Railtrack shareholders have lost their battle for compensation from the government. Tom Symonds examines how the case came to court.
Railtrack oversaw rail maintenance
On the night of Friday 8 October 2001 the lights were burning brightly in two London offices. At Railtrack's headquarters, dubbed "the black tower" by the rail industry, executives were digesting some devastating news.
It had been delivered to them by the occupants of the other office. Across town at the Department of Transport, ministers had decided to shut Railtrack down.
Within 48 hours, a court had put the owner of Britain's railway network into administration. Railtrack was later to be replaced by the company we have now - Network Rail, which has no shareholders.
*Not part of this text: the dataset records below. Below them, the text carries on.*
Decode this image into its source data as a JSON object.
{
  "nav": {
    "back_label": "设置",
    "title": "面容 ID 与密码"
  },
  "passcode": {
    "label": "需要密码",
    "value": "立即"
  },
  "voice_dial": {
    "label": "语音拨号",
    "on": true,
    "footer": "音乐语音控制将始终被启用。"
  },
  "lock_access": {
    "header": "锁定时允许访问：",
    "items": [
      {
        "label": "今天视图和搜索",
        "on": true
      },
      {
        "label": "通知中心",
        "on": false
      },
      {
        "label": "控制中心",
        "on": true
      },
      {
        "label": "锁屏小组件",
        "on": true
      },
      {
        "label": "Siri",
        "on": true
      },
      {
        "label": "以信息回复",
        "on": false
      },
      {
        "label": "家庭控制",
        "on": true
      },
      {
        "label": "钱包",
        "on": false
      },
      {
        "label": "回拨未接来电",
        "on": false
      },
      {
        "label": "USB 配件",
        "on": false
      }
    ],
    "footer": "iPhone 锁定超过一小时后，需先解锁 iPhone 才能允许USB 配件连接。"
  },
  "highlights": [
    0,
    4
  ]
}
The demise of Railtrack was a dramatic and pivotal moment in the short history of the privatised railways.
Earlier in the year, the company had hit the financial buffers because of the spiralling cost of repairs following the Hatfield disaster and the huge bill for modernising the London to Glasgow main line.
Rail regulator Tom Winsor had criticised Railtrack for holding out a begging bowl for more public money and, in the summer of 2001, officials at the Department of Transport began planning what to do next.
Four years later, all has been revealed by the High Court case against the government brought by nearly 50,000 shareholders. In an open court, the usually private workings of the civil service have been laid bare.
In secret letters, e-mails and memos, officials discussed whether the collapse of Railtrack could be triggered by the government withdrawing its financial support. They argued over what the alternatives would be and whether private shareholders, sometimes referred to as "grannies", should be compensated.
The shareholders said this amounted to a malicious plot to destroy the company and reverse privatisation by replacing Railtrack with a not-for-profit alternative.
The government insisted it was simply considering all the options and working up a contingency plan for the possibility it might decide to withdraw support for Railtrack.
No-one disputes the fact that the plan, codenamed Project Ariel, was highly secret. Shareholders were kept in the dark - and many were still buying shares the night before the company collapsed.
During the court case the transport secretary at the time, Stephen Byers, was closely cross-examined and admitted that in the months following the Railtrack administration he was not entirely truthful when questioned by a committee of MPs.
Stephen Byers may be censured by MPs for his untruth
He was asked if he began discussing the demise of Railtrack before a crucial meeting in July 2001, at which the company's chairman warned Mr Byers of the financial difficulties.
His answer at the time was "no". But during the court case he admitted "it is true to say there was work going on so yes that was untrue".
Mr Byers plans to make a personal statement to the House of Commons and may be censured by MPs for his untruth.
The Railtrack shareholders count this as a big victory, an admission that has made the case worth bringing.
They also say that they now have a much clearer understanding of how and why in a single weekend in 2001, their company met its fate.